Every line below that holds the string "name" should be copied out.

**Task input:**
○ ○ ○ ○ ○

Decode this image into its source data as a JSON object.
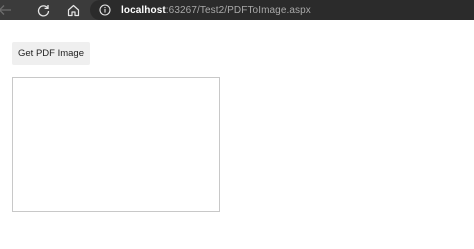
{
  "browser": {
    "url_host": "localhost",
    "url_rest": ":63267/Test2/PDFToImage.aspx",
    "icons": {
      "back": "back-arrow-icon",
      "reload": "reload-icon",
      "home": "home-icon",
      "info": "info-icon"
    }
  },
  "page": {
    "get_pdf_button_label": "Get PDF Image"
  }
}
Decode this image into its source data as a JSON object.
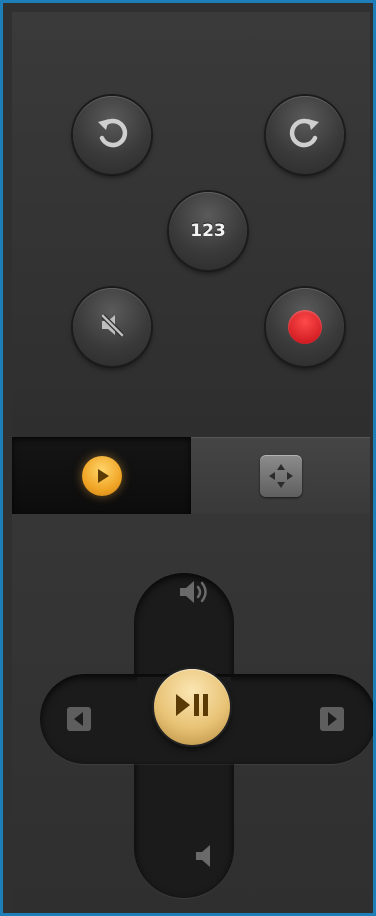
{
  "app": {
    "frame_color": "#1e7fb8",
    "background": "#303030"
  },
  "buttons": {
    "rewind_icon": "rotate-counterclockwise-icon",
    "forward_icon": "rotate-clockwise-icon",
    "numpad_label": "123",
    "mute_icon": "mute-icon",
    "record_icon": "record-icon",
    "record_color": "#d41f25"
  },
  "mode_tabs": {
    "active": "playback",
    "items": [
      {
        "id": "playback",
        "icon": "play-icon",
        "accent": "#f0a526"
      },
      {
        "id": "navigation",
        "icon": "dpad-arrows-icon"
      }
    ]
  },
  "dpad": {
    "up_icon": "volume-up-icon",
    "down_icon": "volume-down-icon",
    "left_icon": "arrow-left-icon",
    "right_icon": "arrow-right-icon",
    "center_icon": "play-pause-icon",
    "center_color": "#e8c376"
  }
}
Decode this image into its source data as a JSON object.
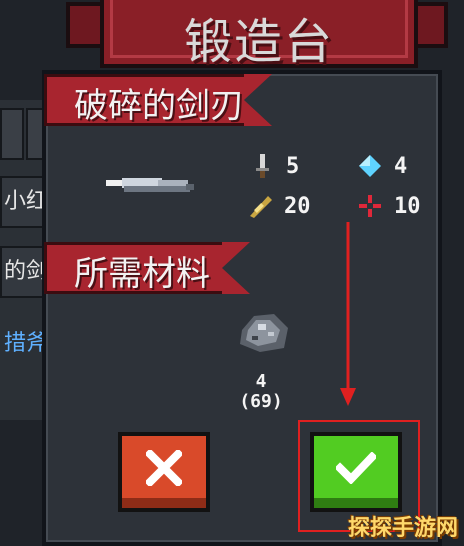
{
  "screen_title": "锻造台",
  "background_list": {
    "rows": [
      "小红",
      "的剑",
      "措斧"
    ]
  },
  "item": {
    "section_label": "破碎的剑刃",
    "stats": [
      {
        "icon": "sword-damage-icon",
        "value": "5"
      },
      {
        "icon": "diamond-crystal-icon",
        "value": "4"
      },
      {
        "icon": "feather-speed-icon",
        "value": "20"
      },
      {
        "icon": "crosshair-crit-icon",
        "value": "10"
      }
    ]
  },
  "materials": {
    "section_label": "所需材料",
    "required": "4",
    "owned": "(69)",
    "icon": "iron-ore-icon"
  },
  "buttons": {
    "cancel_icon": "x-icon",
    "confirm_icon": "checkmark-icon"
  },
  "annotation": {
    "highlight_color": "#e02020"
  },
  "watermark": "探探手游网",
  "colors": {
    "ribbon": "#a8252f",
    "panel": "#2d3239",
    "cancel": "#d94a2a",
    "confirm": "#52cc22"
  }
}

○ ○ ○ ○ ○

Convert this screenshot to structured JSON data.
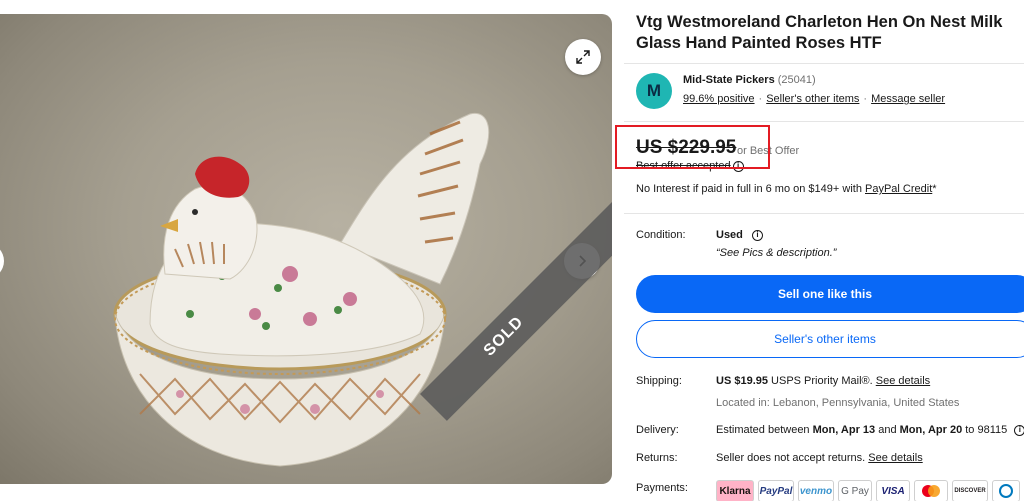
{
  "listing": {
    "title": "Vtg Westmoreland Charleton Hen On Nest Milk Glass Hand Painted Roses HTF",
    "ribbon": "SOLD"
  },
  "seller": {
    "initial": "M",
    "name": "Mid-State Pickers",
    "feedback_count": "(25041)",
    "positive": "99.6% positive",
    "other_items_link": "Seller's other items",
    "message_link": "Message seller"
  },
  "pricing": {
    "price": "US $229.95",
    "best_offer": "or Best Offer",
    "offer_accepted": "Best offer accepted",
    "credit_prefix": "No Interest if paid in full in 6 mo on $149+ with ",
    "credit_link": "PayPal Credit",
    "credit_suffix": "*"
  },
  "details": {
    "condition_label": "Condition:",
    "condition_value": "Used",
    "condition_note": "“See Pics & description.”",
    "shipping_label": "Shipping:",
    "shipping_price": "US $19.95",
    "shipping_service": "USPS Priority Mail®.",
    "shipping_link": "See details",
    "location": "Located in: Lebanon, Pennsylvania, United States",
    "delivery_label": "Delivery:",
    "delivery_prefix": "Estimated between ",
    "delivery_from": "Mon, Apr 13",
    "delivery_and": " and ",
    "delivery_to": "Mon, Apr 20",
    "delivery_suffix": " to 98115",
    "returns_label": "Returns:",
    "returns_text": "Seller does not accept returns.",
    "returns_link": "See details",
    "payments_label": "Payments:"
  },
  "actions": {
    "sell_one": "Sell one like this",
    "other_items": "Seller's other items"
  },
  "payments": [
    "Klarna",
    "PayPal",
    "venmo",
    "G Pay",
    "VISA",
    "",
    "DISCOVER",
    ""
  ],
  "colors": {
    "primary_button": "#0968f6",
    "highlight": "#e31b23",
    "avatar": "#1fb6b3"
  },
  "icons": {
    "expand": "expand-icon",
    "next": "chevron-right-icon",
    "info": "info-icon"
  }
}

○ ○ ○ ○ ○

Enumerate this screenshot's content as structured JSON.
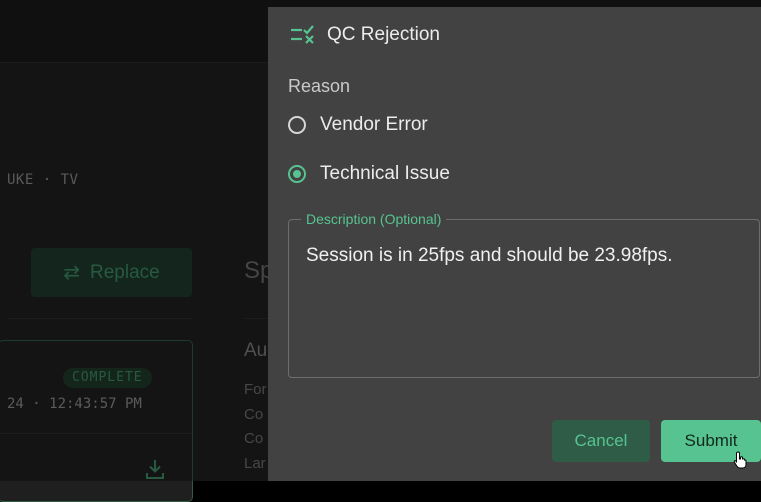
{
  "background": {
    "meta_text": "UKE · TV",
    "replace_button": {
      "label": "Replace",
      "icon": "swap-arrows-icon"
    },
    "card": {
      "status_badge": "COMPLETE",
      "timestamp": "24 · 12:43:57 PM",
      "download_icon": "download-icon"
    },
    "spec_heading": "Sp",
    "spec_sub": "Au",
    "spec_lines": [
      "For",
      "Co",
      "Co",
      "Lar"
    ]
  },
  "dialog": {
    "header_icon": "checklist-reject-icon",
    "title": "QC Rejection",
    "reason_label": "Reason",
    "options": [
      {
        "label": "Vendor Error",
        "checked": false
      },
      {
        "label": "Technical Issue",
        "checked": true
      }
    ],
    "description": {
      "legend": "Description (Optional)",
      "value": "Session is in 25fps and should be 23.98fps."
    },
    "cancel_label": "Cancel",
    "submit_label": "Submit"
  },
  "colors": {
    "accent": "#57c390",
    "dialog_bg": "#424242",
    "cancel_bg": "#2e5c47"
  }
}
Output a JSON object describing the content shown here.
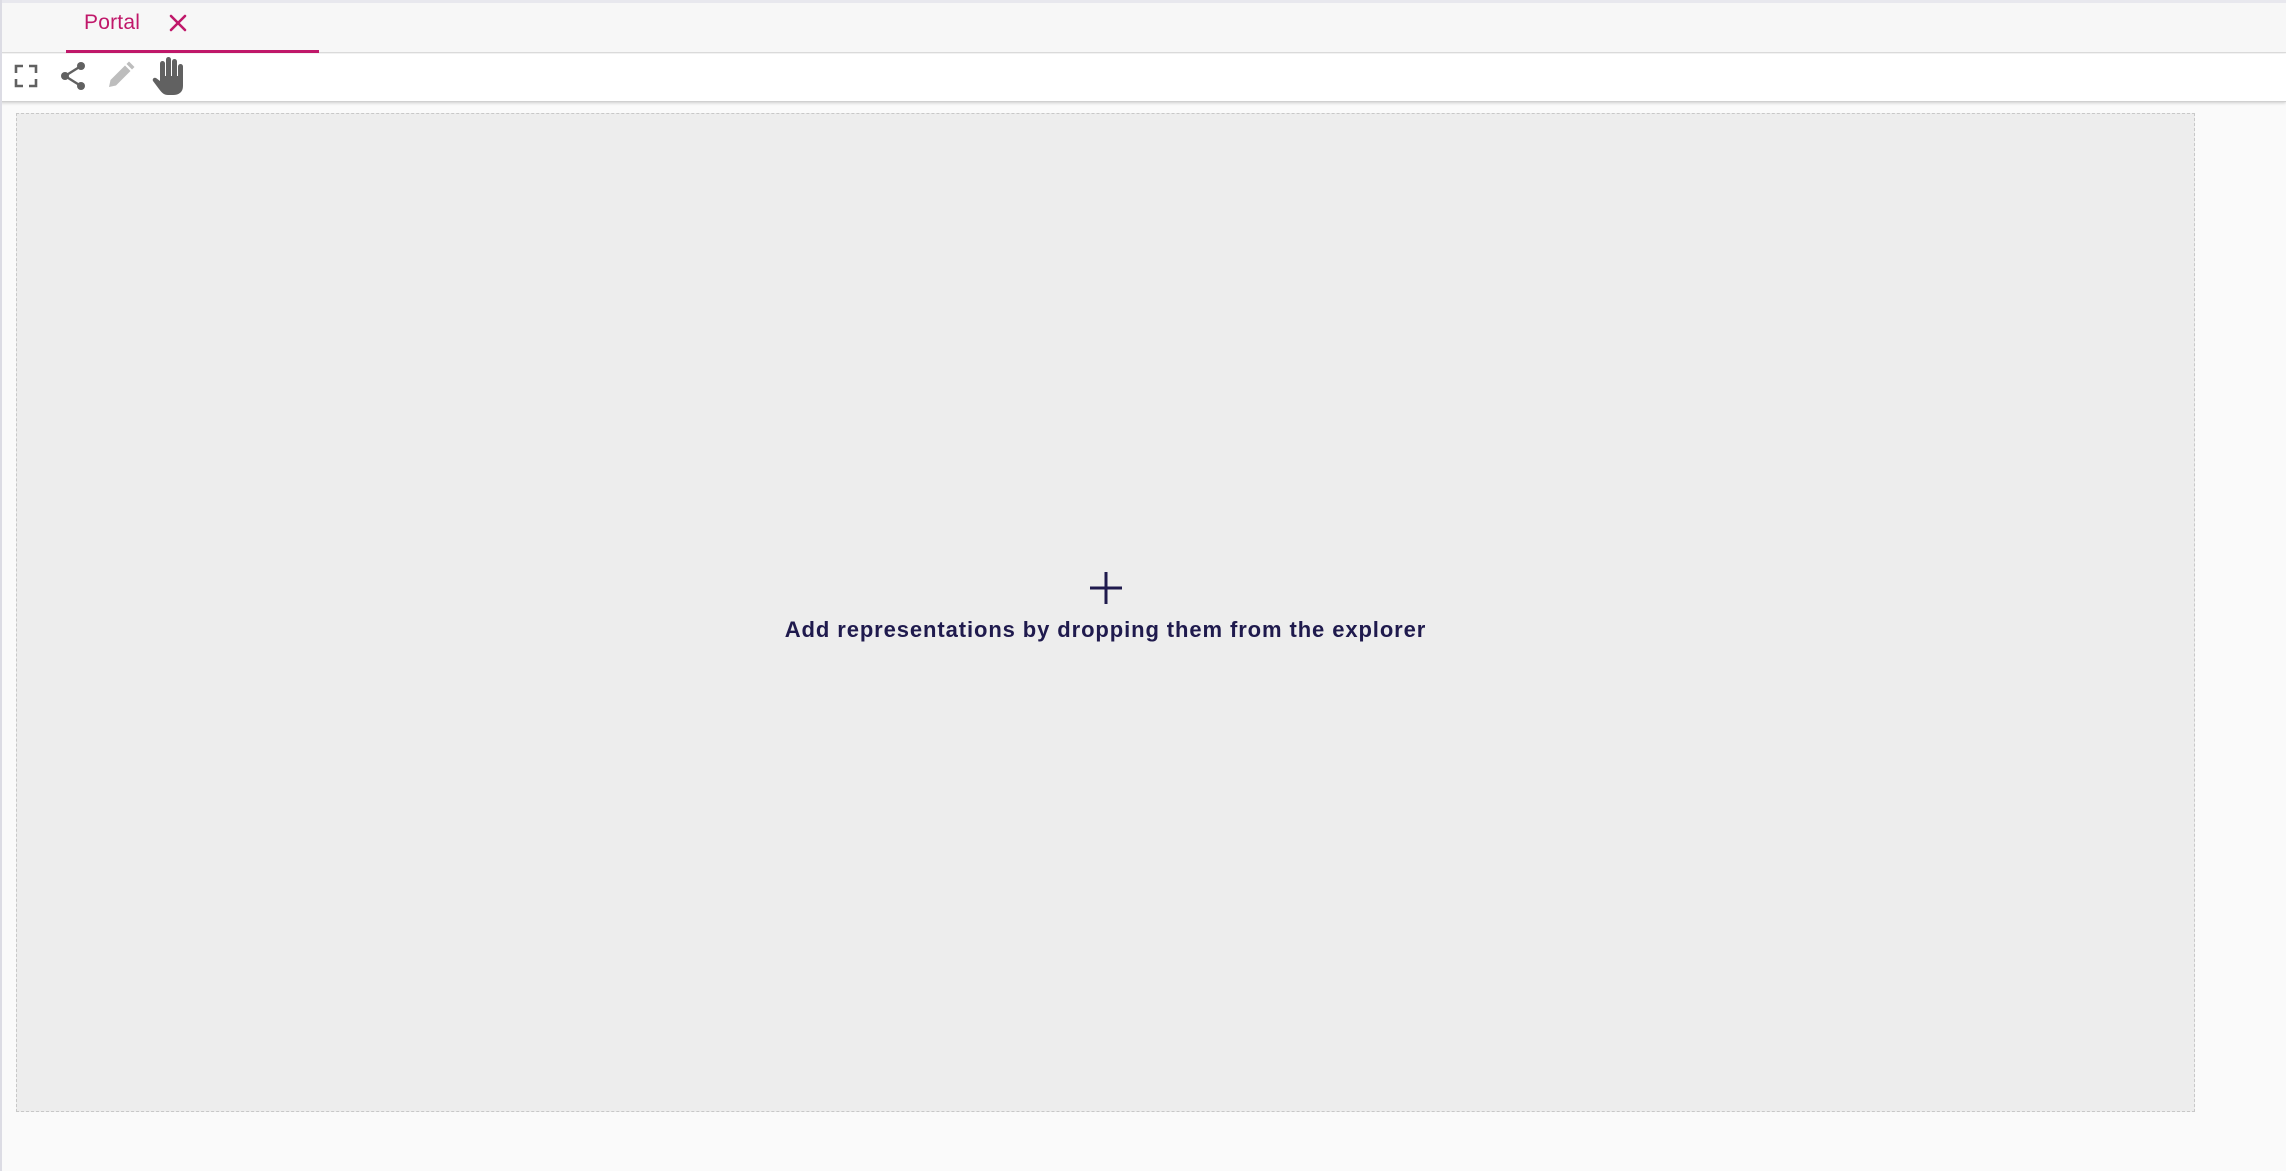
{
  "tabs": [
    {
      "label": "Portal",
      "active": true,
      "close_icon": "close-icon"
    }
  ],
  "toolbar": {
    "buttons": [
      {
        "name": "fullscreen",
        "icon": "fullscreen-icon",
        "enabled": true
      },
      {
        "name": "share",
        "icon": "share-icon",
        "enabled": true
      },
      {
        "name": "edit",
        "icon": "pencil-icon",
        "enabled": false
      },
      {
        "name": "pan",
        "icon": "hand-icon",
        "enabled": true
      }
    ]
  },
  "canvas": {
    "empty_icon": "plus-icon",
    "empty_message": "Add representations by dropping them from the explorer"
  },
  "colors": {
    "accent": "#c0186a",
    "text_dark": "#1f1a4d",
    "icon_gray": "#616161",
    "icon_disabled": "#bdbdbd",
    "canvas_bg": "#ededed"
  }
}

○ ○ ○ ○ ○

**Completed exercise:**
    "name": "Mid-State Pickers",
        "name": "fullscreen",
        "name": "share",
        "name": "edit",
        "name": "pan",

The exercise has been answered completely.